Records for the exercise Block Start

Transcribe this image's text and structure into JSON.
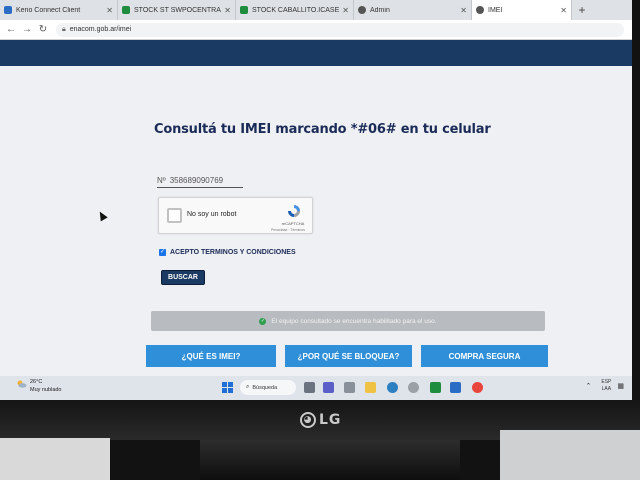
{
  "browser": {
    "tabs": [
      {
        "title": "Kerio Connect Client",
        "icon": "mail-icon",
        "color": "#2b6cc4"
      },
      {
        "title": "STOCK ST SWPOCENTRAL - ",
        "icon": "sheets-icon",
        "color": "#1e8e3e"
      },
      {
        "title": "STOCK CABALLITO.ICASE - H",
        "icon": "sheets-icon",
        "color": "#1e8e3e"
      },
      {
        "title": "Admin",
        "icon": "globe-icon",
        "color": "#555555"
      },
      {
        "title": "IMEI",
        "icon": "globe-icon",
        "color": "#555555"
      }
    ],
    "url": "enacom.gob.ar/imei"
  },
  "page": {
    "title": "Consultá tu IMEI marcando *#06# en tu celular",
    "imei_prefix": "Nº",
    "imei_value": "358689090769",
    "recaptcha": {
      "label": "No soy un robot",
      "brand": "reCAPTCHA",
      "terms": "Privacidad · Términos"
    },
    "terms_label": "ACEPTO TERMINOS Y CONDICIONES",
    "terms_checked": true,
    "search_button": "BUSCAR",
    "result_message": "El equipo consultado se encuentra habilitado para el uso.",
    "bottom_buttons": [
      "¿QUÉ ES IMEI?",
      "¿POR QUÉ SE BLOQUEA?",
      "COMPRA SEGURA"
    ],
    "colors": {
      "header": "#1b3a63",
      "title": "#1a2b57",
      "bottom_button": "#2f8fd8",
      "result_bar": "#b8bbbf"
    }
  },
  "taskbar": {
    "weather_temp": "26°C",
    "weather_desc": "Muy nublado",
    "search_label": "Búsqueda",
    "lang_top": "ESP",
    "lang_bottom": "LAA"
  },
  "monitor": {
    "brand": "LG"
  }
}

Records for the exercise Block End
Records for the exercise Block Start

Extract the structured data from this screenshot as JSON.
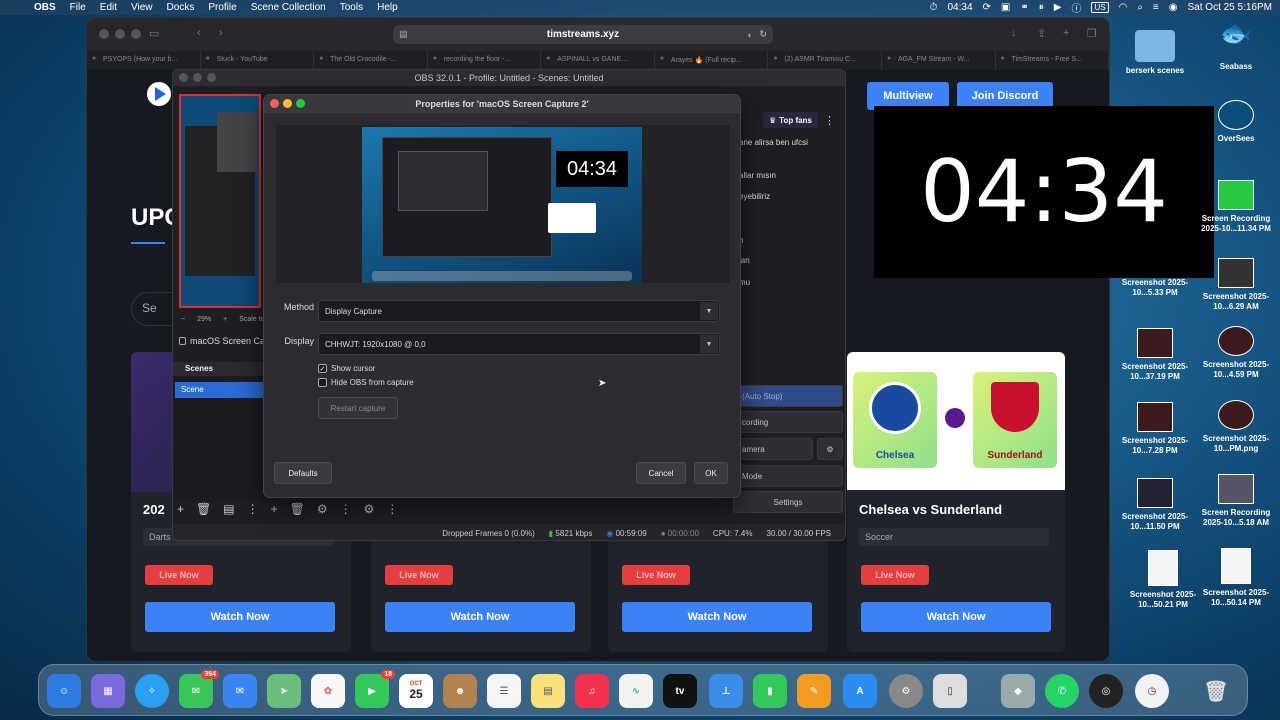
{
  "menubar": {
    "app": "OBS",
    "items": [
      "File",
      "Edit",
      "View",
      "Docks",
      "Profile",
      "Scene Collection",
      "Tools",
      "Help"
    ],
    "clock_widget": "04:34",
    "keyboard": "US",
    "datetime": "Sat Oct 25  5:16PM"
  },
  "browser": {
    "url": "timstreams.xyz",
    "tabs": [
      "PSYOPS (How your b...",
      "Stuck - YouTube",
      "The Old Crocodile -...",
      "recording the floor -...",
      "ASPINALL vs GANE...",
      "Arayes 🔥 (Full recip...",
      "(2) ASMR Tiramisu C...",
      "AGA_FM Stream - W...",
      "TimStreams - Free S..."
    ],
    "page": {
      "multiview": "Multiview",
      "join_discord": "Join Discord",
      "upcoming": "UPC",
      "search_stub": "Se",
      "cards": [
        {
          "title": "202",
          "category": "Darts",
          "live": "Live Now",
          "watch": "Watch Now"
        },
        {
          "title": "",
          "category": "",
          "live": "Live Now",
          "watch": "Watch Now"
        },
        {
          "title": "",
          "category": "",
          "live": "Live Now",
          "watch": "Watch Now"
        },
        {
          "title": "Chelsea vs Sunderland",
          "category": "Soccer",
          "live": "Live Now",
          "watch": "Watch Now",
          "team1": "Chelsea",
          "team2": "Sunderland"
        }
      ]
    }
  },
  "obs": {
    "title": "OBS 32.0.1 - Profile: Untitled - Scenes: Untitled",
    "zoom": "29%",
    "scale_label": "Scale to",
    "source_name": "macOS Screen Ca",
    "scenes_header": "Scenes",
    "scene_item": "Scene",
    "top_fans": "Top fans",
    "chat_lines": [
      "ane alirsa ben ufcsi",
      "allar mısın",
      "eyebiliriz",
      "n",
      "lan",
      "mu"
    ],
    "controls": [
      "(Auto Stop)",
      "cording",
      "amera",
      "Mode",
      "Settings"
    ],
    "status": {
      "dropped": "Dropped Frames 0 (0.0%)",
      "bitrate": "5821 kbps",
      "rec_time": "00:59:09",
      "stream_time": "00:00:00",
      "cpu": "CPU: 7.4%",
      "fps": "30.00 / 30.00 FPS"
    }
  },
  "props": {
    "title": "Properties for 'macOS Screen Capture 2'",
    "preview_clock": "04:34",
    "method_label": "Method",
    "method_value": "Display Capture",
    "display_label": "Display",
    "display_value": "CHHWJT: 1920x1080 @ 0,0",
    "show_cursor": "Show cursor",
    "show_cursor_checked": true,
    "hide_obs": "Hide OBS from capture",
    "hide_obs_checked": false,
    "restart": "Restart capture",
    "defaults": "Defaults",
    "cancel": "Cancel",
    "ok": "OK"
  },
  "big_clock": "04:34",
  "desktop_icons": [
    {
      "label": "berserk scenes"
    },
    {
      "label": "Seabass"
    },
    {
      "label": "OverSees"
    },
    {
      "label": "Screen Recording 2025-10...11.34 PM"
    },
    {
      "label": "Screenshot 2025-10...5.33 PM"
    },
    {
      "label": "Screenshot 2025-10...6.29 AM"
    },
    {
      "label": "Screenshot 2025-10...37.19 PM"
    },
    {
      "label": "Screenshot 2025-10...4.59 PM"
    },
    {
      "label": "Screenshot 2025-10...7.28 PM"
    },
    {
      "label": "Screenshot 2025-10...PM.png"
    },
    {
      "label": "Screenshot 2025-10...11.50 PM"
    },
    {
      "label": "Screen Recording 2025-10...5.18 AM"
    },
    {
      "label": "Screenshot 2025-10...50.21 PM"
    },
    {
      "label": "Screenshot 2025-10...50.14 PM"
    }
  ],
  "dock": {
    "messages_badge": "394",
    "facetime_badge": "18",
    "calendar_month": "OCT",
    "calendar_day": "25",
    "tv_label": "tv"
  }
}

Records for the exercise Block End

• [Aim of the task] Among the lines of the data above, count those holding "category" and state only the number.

• [Result for this exercise] 4